- **What the task requires**
Among the entries below, determine how many lines contain the word "control" and state only that figure.

- **Task inputs**
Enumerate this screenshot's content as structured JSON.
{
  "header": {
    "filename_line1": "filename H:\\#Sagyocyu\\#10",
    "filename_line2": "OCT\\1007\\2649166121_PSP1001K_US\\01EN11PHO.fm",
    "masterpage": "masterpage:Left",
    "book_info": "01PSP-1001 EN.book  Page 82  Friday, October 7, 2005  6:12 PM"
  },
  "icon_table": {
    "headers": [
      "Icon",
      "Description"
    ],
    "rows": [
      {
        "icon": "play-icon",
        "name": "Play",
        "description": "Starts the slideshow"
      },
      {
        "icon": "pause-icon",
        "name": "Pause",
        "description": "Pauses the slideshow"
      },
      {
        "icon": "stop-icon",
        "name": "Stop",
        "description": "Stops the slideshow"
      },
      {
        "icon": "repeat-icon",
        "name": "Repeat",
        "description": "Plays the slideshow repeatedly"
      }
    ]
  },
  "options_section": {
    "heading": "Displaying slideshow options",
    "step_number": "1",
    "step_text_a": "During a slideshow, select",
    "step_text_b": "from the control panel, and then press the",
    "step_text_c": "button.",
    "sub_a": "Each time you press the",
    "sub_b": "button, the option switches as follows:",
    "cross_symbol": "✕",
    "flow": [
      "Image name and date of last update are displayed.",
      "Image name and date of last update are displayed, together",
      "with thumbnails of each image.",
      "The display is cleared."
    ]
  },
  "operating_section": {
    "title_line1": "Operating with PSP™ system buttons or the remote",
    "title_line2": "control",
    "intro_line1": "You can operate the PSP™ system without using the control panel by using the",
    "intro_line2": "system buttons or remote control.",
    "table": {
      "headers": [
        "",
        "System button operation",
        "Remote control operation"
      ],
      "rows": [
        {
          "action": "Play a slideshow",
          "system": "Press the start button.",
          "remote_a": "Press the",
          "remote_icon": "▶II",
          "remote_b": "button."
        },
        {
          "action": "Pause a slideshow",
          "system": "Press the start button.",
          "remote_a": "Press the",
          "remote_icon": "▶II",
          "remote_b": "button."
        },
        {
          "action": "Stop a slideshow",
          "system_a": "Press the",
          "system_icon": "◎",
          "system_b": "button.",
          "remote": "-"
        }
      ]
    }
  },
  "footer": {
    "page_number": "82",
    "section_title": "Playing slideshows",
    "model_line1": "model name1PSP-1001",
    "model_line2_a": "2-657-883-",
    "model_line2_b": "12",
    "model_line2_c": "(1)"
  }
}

- **Task answer**
5